RJ Dial
--
*Tim O'Connor*
*Sterling, Massachusetts*

Re: NP Refrigerators

radiodial868
 

Interesting. The Monad was in use in 1931?  Man, I've had to discard the Monad decals on all the NP Boxcars I've built (1939) per the Sunshine data sheets, and you tell me that the reefers had it all that time? May have to look into Andy Carlson's kit bash, although not sure what ends to use to match the radial roof casting from Central Valley Model Works.
RJ Dial

Re: Tri-Sorb snubbers on reefers

np328
 

        Of the trip frequencies, I recently noted a reefer (in other paperwork) that made a partial unloading, then a second stop where it was fully unloaded. This would certainly slow down mileage covered. I mention this because I am not aware of anyone who has mention modeling partial unloading of a reefer.  
      
         I have no information on how common this was.
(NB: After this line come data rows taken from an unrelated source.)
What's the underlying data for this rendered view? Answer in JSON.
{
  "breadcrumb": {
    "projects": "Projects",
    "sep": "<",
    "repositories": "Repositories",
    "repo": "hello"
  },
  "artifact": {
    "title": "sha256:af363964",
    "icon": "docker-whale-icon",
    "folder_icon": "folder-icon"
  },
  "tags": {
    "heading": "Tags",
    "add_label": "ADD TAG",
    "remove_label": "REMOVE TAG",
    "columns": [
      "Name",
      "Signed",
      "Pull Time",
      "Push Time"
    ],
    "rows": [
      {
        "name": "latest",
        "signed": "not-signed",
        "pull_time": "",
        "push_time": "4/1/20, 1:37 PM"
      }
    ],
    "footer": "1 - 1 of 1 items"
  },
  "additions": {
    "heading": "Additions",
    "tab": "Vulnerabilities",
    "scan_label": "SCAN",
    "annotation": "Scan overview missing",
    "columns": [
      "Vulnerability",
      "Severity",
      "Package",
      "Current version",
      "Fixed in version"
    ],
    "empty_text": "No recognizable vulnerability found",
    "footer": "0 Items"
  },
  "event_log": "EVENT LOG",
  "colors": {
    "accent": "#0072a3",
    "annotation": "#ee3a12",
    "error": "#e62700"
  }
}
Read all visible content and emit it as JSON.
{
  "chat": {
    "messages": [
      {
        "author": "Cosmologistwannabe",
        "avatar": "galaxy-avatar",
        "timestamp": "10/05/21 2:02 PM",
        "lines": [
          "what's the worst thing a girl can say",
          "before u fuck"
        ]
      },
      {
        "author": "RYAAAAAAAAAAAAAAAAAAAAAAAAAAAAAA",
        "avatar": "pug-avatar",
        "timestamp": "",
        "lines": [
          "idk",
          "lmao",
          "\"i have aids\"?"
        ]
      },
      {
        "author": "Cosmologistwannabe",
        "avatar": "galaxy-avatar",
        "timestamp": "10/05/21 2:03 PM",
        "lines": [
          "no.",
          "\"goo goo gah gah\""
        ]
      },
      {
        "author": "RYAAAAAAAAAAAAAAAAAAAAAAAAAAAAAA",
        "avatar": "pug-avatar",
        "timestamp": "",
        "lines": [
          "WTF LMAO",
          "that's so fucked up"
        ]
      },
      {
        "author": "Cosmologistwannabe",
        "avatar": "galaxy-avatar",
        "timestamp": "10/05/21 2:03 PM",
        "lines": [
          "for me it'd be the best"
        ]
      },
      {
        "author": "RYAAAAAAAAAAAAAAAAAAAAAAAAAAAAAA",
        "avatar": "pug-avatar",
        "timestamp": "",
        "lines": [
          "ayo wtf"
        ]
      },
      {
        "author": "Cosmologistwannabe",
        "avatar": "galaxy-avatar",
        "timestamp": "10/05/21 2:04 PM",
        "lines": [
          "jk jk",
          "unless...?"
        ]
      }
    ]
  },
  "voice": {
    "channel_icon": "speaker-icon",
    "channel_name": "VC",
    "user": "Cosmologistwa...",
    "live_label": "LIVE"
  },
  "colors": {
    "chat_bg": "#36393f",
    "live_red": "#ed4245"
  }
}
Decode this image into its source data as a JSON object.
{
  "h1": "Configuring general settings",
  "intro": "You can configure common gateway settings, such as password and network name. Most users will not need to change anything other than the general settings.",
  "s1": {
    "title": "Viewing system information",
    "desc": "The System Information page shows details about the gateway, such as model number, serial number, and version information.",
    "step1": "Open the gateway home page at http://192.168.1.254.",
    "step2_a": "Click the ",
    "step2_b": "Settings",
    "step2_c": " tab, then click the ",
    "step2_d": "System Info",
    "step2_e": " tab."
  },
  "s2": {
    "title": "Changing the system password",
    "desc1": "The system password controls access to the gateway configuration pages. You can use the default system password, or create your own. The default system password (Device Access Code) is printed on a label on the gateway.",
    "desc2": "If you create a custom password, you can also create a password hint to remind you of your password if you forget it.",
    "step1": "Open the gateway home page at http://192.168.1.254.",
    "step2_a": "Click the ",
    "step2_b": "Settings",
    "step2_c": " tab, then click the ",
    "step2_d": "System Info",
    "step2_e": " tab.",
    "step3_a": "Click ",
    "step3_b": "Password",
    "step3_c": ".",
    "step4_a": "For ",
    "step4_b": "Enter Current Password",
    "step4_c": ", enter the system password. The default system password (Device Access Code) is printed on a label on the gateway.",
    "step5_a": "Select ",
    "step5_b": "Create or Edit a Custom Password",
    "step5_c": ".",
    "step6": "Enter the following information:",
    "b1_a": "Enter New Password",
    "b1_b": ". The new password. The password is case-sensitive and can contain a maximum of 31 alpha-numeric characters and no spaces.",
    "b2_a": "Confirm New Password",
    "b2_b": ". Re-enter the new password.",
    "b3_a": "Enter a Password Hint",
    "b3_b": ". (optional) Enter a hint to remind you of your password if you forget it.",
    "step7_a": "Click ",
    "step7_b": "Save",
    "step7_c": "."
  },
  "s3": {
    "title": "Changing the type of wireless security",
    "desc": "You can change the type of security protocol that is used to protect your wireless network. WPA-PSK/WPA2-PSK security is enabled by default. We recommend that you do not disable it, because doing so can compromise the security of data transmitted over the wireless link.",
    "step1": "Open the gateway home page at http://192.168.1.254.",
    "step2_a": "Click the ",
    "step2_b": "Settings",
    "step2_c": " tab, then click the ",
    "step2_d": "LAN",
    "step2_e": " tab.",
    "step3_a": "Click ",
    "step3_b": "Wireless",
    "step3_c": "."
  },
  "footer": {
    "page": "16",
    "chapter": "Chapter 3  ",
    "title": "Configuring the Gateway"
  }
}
I am aware that some reefers traveled branchlines and made multiple stops however reefers used this way (at least on the NP) were home road reefers in captive service. 

         Can someone explain the term "detentions" in connection with reefer travel.  Tony, I looked through the index on the PFE book however not there.  I'll post in another thread some paperwork where the term detention is used several times.                                                                                                                             Jim Dick